Complaining to Clark Gable
Bluett's singing, dancing and piano-playing talents emerged at Manual Arts High School, where he was a member of the chorus. Not long after he graduated from high school, he was singing in a group called the Plantation Boys. He played an extra on the set of "Gone With the Wind." Bluett was one of three blacks to knock on Clark Gable's dressing room door to complain about "Colored" and "White" signs on the bathroom doors. Gable put in a call and had the signs removed.
Bluett's talents continued to earn him small roles in movies such as "Stormy Weather" and "Cabin in the Sky." Through his friendship with Bogart, he auditioned unsuccessfully for the role of Sam in the movie "Casablanca."
"I was too young, too tall and too good-looking," he says straight-faced. "I'm good looking now--but then I was gorgeous."
From the day he entered the doughnut shop, the 6-foot-4 Bluett filled the place, overwhelming the Lays' broken English. Gradually, he became their translator--the voice of the Daily Donut, the social glue that held it together.
He drove one customer around in his car until she found an apartment. He encouraged the return of another regular who stopped coming when Now told her she was gaining too much weight. These days, a dozen or so regulars socialize at parties and dinner.
"He likes the people who are there at the doughnut shop," says Bluett's only child, Nicole. "He likes the owners. They think of him as an elder and respect that."
"There is 80-something years of history in that man," says another customer, Washington Rucker, a jazz drummer.

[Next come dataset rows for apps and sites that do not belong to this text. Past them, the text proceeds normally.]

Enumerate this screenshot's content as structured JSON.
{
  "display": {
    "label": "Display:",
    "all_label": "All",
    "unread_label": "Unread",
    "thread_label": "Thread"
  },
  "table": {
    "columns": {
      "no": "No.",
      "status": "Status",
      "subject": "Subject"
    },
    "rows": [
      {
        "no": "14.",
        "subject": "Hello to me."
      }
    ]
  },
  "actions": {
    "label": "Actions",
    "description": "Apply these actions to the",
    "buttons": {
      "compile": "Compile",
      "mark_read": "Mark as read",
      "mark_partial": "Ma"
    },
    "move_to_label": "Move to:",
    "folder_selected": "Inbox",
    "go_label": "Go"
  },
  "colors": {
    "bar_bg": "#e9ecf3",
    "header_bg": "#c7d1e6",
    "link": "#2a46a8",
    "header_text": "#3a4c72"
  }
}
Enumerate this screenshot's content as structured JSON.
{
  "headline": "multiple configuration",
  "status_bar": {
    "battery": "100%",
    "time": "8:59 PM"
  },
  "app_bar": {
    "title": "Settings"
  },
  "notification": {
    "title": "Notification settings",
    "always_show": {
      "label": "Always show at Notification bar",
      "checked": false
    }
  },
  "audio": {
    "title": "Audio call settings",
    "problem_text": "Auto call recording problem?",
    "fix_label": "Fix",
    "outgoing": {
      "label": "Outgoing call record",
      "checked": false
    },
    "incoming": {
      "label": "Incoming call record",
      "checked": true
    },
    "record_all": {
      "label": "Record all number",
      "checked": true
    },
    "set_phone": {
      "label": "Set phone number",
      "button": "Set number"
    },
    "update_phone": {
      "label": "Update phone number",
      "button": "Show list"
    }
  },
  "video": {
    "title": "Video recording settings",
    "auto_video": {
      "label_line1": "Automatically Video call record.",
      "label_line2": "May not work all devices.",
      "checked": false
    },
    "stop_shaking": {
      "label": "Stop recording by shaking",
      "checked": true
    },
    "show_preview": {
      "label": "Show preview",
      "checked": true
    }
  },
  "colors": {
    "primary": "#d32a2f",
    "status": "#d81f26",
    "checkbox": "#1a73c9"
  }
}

Sharyn Walker, a USC professor of immunology, walks over and shares a chocolate butterfly doughnut with Bluett. She remembers thinking he was obnoxious the first time they met in the shop five years ago.
"I just wanted to be left alone," she says. "I kept thinking, 'What is wrong with this man?' He just seems to stay in your face."

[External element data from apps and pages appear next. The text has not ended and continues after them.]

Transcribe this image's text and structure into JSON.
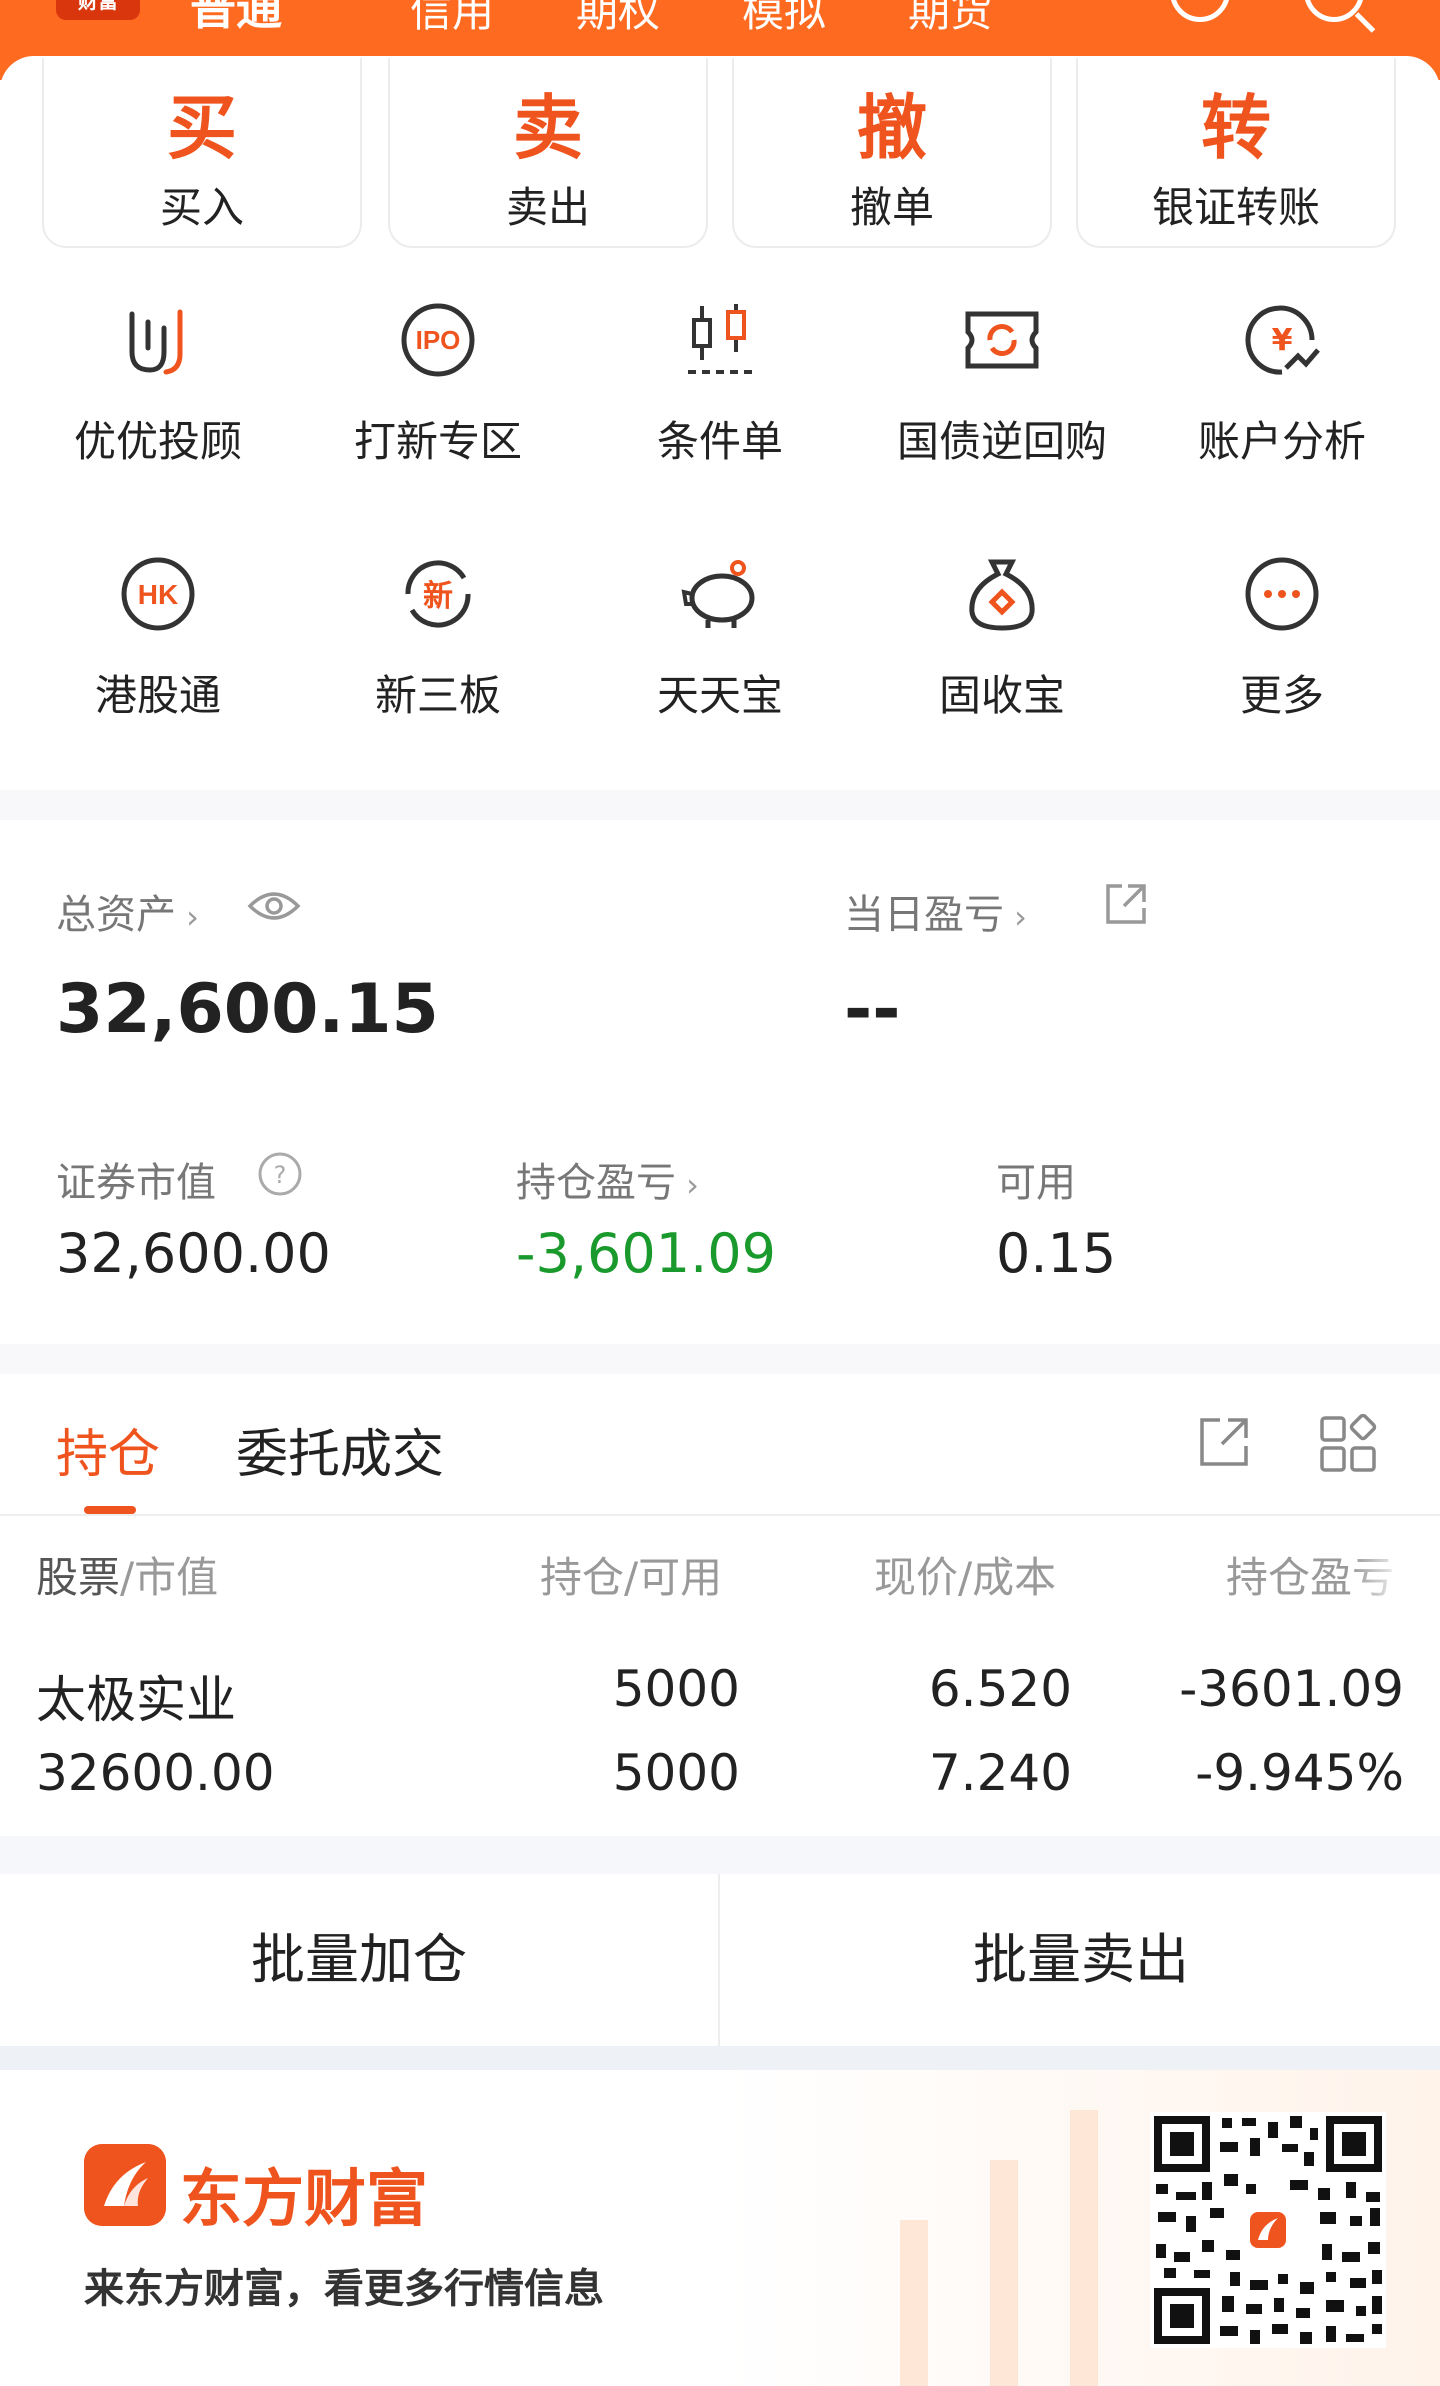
{
  "header": {
    "brand_badge": "财富",
    "tabs": [
      "普通",
      "信用",
      "期权",
      "模拟",
      "期货"
    ],
    "icons": [
      "user-circle-icon",
      "search-icon"
    ]
  },
  "trade_buttons": [
    {
      "big": "买",
      "label": "买入"
    },
    {
      "big": "卖",
      "label": "卖出"
    },
    {
      "big": "撤",
      "label": "撤单"
    },
    {
      "big": "转",
      "label": "银证转账"
    }
  ],
  "grid_row1": [
    {
      "label": "优优投顾",
      "icon": "youyou-icon"
    },
    {
      "label": "打新专区",
      "icon": "ipo-icon"
    },
    {
      "label": "条件单",
      "icon": "candlestick-icon"
    },
    {
      "label": "国债逆回购",
      "icon": "repo-icon"
    },
    {
      "label": "账户分析",
      "icon": "yen-chart-icon"
    }
  ],
  "grid_row2": [
    {
      "label": "港股通",
      "icon": "hk-icon"
    },
    {
      "label": "新三板",
      "icon": "new-board-icon"
    },
    {
      "label": "天天宝",
      "icon": "piggy-bank-icon"
    },
    {
      "label": "固收宝",
      "icon": "money-bag-icon"
    },
    {
      "label": "更多",
      "icon": "more-icon"
    }
  ],
  "assets": {
    "total_label": "总资产",
    "total_value": "32,600.15",
    "daily_pl_label": "当日盈亏",
    "daily_pl_value": "--",
    "market_value_label": "证券市值",
    "market_value": "32,600.00",
    "position_pl_label": "持仓盈亏",
    "position_pl_value": "-3,601.09",
    "available_label": "可用",
    "available_value": "0.15"
  },
  "tabs": {
    "positions": "持仓",
    "orders": "委托成交"
  },
  "table": {
    "headers": {
      "stock_a": "股票",
      "stock_b": "/市值",
      "qty": "持仓/可用",
      "price": "现价/成本",
      "pl": "持仓盈亏"
    },
    "rows": [
      {
        "name": "太极实业",
        "market_value": "32600.00",
        "holding": "5000",
        "available": "5000",
        "price": "6.520",
        "cost": "7.240",
        "pl": "-3601.09",
        "pl_pct": "-9.945%"
      }
    ]
  },
  "bulk": {
    "add": "批量加仓",
    "sell": "批量卖出"
  },
  "promo": {
    "brand": "东方财富",
    "slogan": "来东方财富，看更多行情信息"
  },
  "colors": {
    "accent": "#f0541e",
    "header": "#ff6a21",
    "loss_green": "#1a9a2c"
  }
}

But as with many, her distaste soon turned to affection, and she found herself inviting him to her house for a party. Bluett agreed to go but wanted to know if she had a piano. Walker took the hint and went searching for a piano for her party. When she found one, she went back to Bluett and told him.
"I didn't want you to get a piano," he told her. "I just wanted to know if you had one. I get invitations from people who want me to perform for them."
Bluett's most recent performances were in the cocktail bar at the Hyatt in Casablanca. (He was performing Sept. 11 but stayed through November.) In Morocco, he plays in a small bar made up to resemble Rick's Cafe in the 1942 movie. Behind the piano there is a large picture of Humphrey Bogart. A trench coat and fedora are on a coat rack. The most requested song is "As Time Goes By."
"Both Mother and Father Time have been good to me," Bluett says. "I'm in the sunset part of my life, and I don't want to waste a minute. I wake up early, because I'd rather be interacting with people, laughing and joking, kicking and scratching."
Now squeezes into the booth seat next to Mister Lennie and notices a gold bracelet that Bluett is wearing. Bluett says it is similar to one worn by the king of Morocco.
"You leave me that in your will," says Now, nudging his friend.
"No," Mister Lennie says, playing the rest of the shop for a laugh again. "It goes in the box with me."